> **Excerpts from a dataset**:

>>>

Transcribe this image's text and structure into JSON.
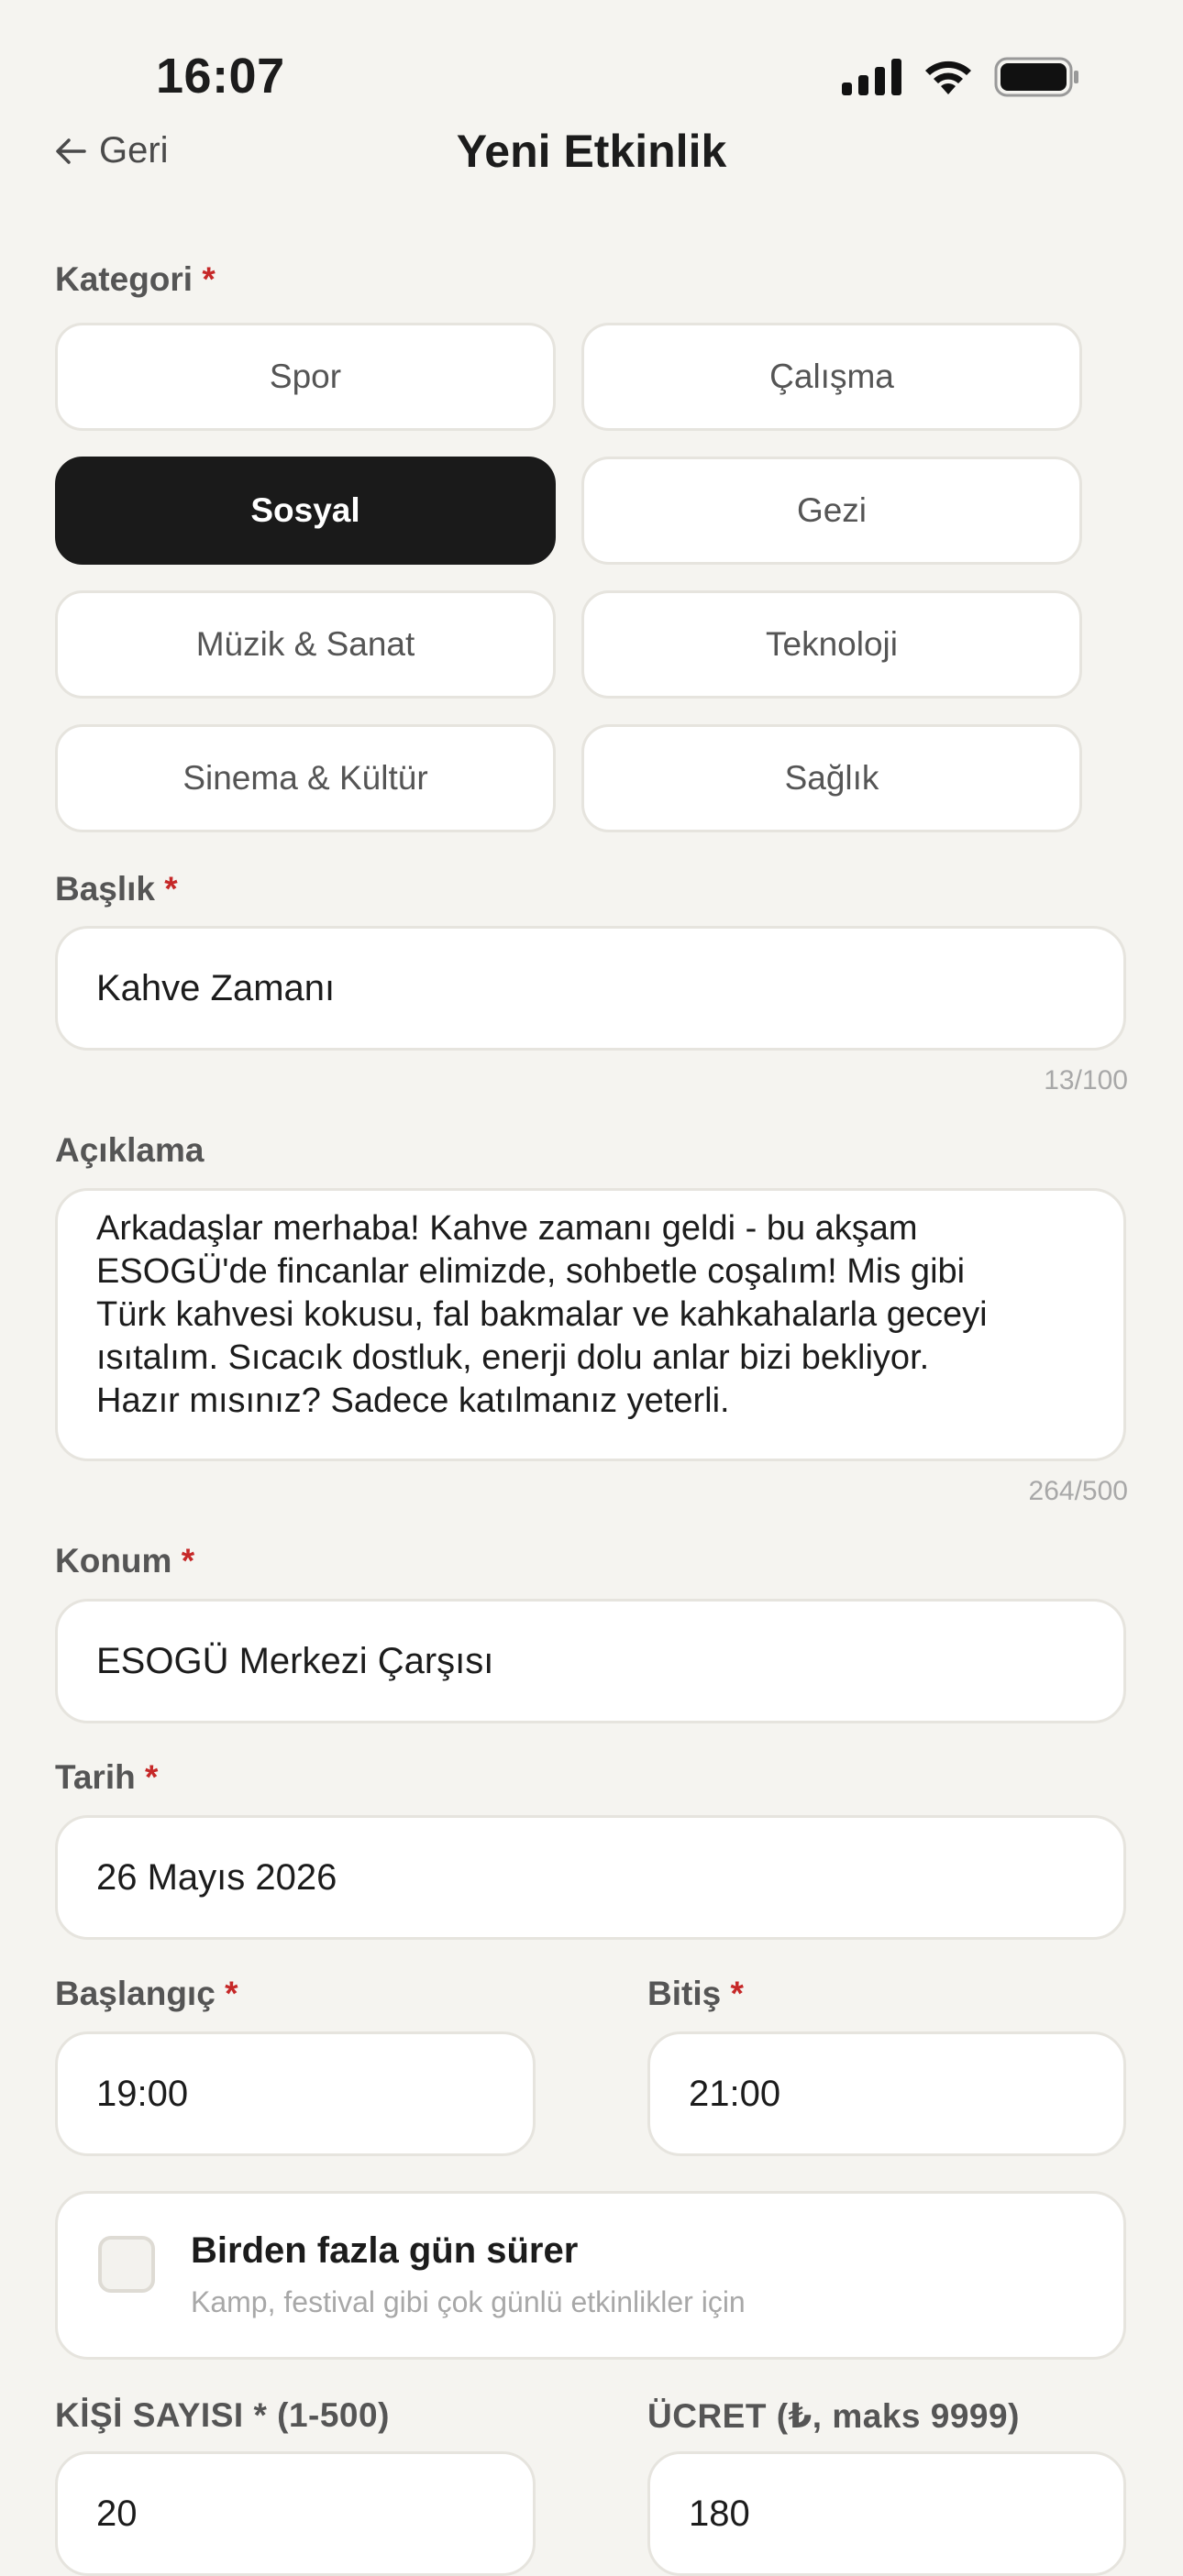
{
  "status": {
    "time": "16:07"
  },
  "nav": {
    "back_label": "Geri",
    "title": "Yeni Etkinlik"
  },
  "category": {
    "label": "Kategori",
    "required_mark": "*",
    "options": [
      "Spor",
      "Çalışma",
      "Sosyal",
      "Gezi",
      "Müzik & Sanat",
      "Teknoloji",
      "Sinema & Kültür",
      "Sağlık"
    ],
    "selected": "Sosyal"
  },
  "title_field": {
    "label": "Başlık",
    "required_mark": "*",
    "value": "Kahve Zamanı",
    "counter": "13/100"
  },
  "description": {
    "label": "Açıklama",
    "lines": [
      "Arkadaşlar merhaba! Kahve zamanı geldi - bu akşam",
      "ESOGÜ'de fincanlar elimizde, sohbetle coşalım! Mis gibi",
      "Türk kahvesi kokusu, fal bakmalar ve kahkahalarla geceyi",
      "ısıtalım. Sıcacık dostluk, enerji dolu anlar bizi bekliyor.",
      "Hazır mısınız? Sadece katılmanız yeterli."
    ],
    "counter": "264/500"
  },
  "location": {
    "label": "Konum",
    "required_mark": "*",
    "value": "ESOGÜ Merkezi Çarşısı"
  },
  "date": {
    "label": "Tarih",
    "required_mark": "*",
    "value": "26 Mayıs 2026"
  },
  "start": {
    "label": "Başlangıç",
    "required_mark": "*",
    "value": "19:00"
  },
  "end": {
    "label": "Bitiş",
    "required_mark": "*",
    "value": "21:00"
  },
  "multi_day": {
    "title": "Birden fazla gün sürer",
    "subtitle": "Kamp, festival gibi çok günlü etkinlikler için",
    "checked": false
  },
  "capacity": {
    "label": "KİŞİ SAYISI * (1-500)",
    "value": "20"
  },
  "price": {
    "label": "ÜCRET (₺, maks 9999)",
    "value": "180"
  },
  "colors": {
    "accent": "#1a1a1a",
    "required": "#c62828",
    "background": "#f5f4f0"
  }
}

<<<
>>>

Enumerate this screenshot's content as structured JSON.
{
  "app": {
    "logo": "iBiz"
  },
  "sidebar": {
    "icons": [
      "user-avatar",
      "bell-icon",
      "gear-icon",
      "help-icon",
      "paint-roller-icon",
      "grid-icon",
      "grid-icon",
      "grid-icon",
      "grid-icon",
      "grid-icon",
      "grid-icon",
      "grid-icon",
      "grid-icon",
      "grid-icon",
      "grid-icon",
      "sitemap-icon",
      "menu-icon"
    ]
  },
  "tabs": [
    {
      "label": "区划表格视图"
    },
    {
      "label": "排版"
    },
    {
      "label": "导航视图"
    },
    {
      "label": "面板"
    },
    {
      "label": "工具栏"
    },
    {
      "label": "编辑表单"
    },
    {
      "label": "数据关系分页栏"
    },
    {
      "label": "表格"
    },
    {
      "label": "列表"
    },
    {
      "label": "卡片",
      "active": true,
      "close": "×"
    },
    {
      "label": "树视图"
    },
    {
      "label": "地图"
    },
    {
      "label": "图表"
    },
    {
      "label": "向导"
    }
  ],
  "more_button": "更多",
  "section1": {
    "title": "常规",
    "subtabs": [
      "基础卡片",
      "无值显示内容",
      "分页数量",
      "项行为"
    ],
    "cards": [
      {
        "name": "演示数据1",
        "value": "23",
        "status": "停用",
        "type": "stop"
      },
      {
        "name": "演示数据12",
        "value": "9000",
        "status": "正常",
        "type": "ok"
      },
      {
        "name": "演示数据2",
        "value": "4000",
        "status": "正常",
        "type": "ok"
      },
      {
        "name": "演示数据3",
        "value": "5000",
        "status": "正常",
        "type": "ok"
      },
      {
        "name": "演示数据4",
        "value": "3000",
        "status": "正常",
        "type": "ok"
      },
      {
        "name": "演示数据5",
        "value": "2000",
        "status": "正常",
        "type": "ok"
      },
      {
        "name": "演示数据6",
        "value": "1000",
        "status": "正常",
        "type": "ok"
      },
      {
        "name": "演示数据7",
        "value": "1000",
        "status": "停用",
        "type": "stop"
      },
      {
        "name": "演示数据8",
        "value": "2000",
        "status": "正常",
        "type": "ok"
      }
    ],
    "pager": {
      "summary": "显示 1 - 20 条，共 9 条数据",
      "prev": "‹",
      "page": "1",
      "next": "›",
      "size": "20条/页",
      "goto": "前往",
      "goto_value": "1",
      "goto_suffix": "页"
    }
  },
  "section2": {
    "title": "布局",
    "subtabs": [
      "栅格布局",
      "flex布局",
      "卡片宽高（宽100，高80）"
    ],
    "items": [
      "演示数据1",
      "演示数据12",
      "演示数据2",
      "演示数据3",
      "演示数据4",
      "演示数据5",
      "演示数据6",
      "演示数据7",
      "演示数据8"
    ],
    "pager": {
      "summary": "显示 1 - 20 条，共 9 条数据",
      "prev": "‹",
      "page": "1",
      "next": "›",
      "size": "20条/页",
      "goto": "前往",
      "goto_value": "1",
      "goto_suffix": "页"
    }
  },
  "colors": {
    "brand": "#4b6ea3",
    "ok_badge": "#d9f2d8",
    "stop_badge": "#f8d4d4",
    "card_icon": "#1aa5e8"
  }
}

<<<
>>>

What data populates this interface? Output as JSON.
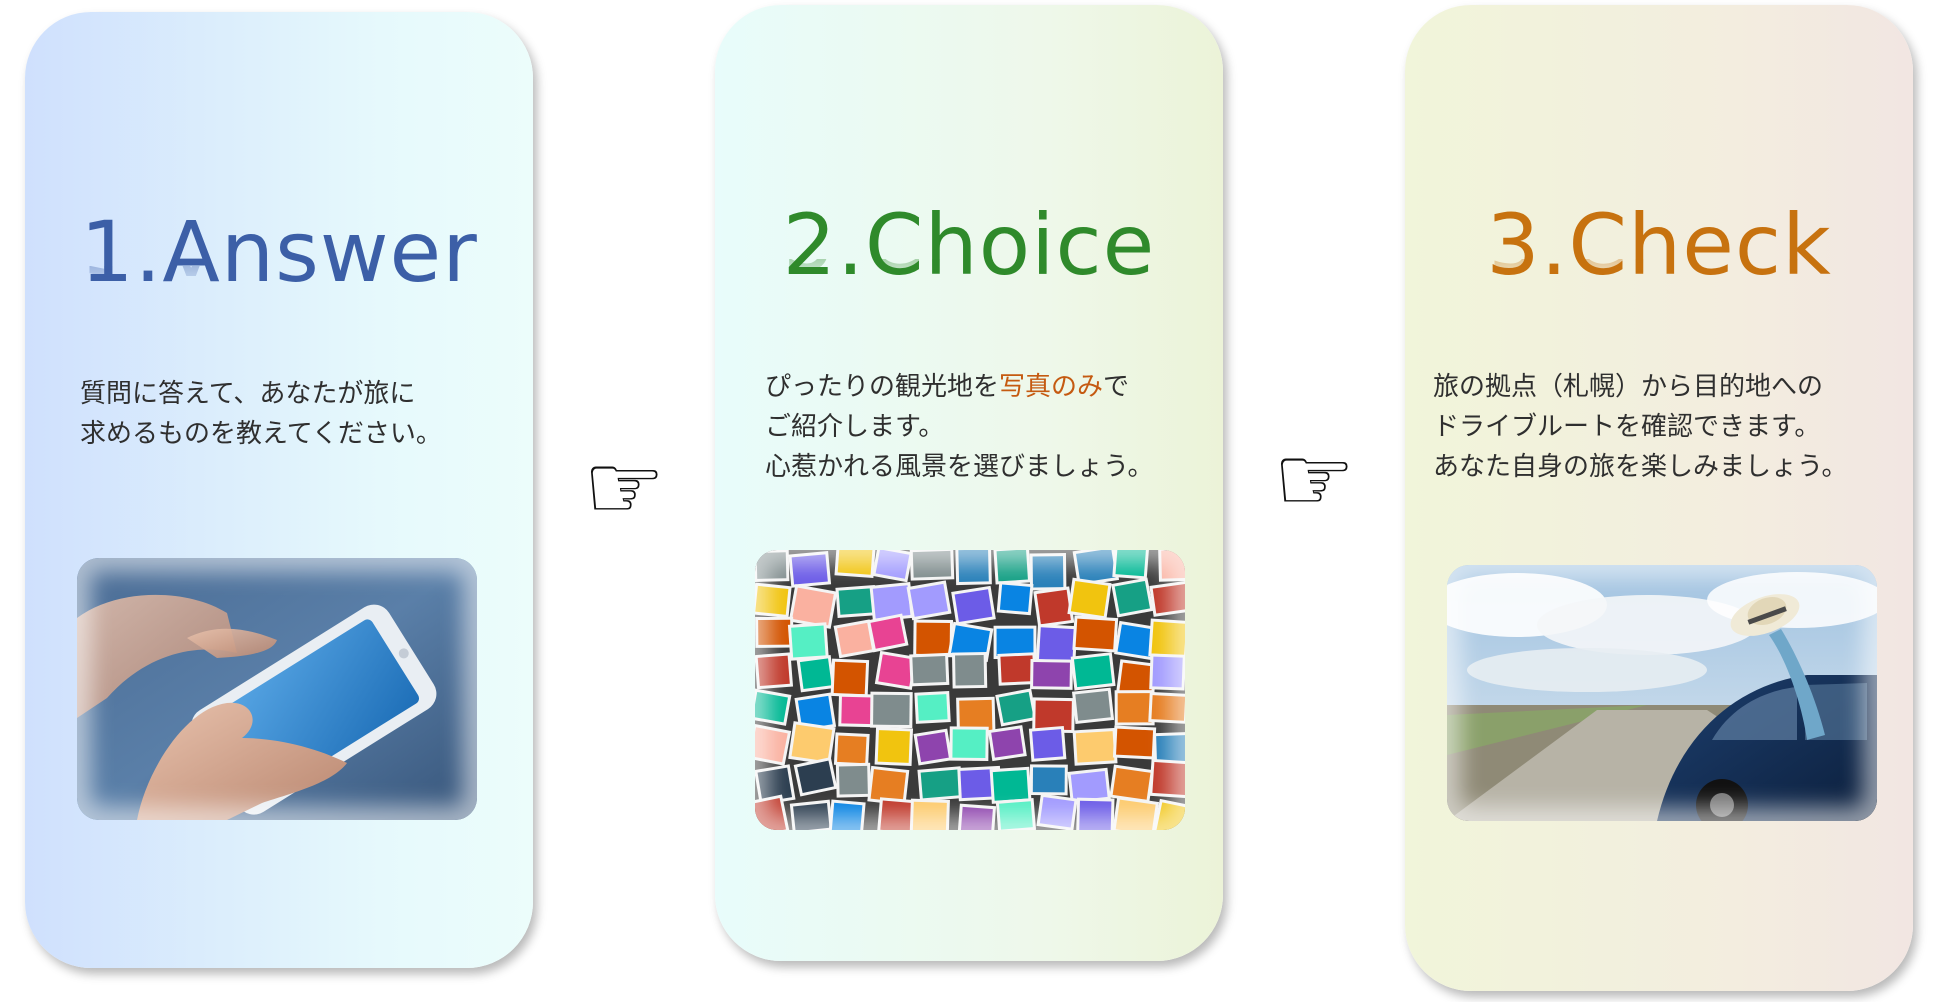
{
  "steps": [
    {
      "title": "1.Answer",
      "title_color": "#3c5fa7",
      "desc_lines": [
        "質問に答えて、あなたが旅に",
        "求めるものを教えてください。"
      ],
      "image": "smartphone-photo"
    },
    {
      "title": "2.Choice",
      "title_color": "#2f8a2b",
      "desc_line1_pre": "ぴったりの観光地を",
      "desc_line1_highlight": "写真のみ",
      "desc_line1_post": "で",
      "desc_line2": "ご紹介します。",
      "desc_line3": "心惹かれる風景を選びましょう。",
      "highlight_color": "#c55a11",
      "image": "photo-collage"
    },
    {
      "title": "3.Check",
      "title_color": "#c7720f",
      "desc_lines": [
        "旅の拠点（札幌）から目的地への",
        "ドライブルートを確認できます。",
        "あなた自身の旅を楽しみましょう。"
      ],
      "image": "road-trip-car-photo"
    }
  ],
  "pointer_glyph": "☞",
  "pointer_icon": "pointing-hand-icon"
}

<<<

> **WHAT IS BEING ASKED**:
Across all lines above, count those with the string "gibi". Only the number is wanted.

> **ANSWER TO THIS EXERCISE**:
2